'''

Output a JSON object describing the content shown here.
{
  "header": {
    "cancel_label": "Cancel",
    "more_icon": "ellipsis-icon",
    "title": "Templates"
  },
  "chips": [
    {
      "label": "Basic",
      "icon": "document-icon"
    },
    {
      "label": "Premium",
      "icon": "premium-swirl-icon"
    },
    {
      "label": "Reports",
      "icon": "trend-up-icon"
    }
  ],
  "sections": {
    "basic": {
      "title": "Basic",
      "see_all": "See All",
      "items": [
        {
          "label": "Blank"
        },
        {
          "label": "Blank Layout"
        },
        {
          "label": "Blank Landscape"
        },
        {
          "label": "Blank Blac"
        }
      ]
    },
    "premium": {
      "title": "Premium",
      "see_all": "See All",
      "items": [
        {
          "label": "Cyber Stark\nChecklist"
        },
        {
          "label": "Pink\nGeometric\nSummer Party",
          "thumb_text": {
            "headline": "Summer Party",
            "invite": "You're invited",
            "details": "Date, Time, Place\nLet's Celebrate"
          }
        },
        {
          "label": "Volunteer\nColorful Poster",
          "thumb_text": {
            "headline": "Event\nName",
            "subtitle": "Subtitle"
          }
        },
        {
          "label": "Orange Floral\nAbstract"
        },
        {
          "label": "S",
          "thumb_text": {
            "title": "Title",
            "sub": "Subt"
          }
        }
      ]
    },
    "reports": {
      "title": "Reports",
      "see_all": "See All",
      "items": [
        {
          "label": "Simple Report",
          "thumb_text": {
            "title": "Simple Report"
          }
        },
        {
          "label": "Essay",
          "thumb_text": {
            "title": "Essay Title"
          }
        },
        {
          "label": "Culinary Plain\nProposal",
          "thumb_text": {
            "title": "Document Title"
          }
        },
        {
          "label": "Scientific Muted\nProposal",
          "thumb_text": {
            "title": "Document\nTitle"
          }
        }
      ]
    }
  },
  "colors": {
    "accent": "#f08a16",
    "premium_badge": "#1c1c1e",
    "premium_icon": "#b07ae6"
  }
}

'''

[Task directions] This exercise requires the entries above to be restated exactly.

[Answer section]
Output a JSON object describing the content shown here.
{
  "header": {
    "cancel_label": "Cancel",
    "more_icon": "ellipsis-icon",
    "title": "Templates"
  },
  "chips": [
    {
      "label": "Basic",
      "icon": "document-icon"
    },
    {
      "label": "Premium",
      "icon": "premium-swirl-icon"
    },
    {
      "label": "Reports",
      "icon": "trend-up-icon"
    }
  ],
  "sections": {
    "basic": {
      "title": "Basic",
      "see_all": "See All",
      "items": [
        {
          "label": "Blank"
        },
        {
          "label": "Blank Layout"
        },
        {
          "label": "Blank Landscape"
        },
        {
          "label": "Blank Blac"
        }
      ]
    },
    "premium": {
      "title": "Premium",
      "see_all": "See All",
      "items": [
        {
          "label": "Cyber Stark\nChecklist"
        },
        {
          "label": "Pink\nGeometric\nSummer Party",
          "thumb_text": {
            "headline": "Summer Party",
            "invite": "You're invited",
            "details": "Date, Time, Place\nLet's Celebrate"
          }
        },
        {
          "label": "Volunteer\nColorful Poster",
          "thumb_text": {
            "headline": "Event\nName",
            "subtitle": "Subtitle"
          }
        },
        {
          "label": "Orange Floral\nAbstract"
        },
        {
          "label": "S",
          "thumb_text": {
            "title": "Title",
            "sub": "Subt"
          }
        }
      ]
    },
    "reports": {
      "title": "Reports",
      "see_all": "See All",
      "items": [
        {
          "label": "Simple Report",
          "thumb_text": {
            "title": "Simple Report"
          }
        },
        {
          "label": "Essay",
          "thumb_text": {
            "title": "Essay Title"
          }
        },
        {
          "label": "Culinary Plain\nProposal",
          "thumb_text": {
            "title": "Document Title"
          }
        },
        {
          "label": "Scientific Muted\nProposal",
          "thumb_text": {
            "title": "Document\nTitle"
          }
        }
      ]
    }
  },
  "colors": {
    "accent": "#f08a16",
    "premium_badge": "#1c1c1e",
    "premium_icon": "#b07ae6"
  }
}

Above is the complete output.